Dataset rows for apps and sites

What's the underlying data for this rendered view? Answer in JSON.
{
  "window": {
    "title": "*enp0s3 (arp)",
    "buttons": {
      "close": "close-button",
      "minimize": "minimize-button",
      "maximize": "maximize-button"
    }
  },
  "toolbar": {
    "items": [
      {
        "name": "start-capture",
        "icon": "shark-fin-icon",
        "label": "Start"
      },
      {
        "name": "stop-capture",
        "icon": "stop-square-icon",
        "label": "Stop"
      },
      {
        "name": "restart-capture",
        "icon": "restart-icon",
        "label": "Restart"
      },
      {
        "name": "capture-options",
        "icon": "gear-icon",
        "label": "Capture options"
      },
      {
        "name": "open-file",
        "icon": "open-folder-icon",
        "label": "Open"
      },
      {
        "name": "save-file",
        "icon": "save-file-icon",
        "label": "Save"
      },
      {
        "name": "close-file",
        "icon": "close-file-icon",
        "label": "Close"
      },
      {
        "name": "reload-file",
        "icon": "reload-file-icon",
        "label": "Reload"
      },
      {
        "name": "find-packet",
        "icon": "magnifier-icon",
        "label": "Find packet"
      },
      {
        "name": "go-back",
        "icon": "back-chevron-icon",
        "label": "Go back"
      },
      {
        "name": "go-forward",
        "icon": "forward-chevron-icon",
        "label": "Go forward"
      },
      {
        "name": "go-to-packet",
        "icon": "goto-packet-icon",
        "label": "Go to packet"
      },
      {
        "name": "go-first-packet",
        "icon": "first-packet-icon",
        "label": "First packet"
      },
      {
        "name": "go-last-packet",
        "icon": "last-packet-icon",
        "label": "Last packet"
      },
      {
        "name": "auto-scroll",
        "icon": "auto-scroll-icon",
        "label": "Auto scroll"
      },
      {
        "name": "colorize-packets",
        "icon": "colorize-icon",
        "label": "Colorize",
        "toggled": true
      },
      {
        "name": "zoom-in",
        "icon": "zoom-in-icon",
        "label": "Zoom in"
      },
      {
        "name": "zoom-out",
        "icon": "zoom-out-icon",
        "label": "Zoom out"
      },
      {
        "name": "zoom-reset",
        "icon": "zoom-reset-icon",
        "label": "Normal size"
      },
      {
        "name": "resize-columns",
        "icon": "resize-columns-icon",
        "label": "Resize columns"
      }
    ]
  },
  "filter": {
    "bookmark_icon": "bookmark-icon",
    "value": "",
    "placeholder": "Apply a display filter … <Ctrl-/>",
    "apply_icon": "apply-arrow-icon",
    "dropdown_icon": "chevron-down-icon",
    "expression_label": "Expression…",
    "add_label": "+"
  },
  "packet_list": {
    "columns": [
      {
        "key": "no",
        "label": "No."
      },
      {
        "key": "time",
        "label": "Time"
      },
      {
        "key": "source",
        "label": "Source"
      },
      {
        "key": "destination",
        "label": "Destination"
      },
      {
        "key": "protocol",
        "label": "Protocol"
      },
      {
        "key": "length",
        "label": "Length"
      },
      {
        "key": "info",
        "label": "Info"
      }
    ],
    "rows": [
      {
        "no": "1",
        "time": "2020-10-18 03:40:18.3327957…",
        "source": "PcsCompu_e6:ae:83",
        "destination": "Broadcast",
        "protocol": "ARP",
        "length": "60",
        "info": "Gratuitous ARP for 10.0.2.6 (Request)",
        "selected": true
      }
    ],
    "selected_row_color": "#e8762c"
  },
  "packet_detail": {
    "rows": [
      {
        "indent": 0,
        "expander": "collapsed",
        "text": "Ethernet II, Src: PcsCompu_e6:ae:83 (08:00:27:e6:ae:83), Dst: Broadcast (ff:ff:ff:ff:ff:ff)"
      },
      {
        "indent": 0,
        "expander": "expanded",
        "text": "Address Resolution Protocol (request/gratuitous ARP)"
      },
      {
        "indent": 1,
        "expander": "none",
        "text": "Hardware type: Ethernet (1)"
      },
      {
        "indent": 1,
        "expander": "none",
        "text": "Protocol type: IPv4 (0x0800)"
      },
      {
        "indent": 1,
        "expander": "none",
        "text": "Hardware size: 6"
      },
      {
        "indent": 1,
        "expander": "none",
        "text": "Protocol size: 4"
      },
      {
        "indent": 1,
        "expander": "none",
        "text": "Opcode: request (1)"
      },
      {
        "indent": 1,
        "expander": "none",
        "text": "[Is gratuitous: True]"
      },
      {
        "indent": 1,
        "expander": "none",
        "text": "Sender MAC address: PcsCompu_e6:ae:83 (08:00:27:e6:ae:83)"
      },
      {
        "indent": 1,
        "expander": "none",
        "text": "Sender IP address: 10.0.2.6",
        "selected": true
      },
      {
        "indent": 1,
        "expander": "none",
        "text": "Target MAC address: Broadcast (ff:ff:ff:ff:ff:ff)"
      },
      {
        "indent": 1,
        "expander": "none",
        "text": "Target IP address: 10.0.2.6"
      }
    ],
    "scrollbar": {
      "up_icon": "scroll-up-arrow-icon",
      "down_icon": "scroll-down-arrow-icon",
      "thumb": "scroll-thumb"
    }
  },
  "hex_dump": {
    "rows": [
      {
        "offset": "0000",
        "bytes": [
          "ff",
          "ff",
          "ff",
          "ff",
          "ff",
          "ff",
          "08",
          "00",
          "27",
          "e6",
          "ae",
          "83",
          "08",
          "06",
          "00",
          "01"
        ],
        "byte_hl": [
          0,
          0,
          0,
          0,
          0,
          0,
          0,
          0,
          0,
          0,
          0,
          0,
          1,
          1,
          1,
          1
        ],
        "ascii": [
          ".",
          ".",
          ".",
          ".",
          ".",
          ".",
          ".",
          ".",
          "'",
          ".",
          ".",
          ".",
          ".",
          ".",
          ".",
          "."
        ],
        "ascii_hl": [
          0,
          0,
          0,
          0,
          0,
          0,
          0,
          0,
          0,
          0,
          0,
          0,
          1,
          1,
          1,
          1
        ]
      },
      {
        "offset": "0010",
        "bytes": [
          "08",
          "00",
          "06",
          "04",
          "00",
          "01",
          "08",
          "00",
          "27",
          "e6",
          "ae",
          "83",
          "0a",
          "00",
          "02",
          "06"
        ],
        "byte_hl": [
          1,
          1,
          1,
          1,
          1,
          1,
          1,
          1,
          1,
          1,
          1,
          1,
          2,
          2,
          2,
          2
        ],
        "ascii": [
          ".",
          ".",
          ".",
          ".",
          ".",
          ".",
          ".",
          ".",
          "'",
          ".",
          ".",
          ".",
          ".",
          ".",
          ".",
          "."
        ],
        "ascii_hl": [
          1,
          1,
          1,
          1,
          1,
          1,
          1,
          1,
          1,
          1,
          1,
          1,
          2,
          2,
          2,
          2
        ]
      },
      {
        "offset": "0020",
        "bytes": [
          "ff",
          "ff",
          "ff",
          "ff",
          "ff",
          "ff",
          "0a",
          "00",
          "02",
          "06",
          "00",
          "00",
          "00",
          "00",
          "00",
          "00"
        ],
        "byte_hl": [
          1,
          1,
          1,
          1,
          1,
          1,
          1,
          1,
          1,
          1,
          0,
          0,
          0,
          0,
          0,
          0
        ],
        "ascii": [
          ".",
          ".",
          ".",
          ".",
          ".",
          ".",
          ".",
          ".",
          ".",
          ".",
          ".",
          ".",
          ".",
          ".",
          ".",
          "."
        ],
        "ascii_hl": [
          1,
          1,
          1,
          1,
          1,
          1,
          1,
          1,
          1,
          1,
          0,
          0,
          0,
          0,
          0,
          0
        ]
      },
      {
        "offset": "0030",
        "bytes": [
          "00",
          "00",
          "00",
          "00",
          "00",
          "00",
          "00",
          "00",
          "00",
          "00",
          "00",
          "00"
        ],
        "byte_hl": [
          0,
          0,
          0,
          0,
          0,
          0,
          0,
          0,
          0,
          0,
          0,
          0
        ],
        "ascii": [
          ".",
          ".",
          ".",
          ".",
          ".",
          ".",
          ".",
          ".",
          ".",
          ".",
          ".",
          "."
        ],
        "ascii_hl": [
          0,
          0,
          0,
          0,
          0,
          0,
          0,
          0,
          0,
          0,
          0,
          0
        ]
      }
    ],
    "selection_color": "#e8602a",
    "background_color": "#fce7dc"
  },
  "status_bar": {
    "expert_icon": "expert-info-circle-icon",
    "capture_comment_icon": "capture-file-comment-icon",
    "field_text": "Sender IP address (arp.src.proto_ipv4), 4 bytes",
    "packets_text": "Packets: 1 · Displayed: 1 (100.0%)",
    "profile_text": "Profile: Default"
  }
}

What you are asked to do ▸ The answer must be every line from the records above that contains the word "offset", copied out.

Result of the task ▸
        "offset": "0000",
        "offset": "0010",
        "offset": "0020",
        "offset": "0030",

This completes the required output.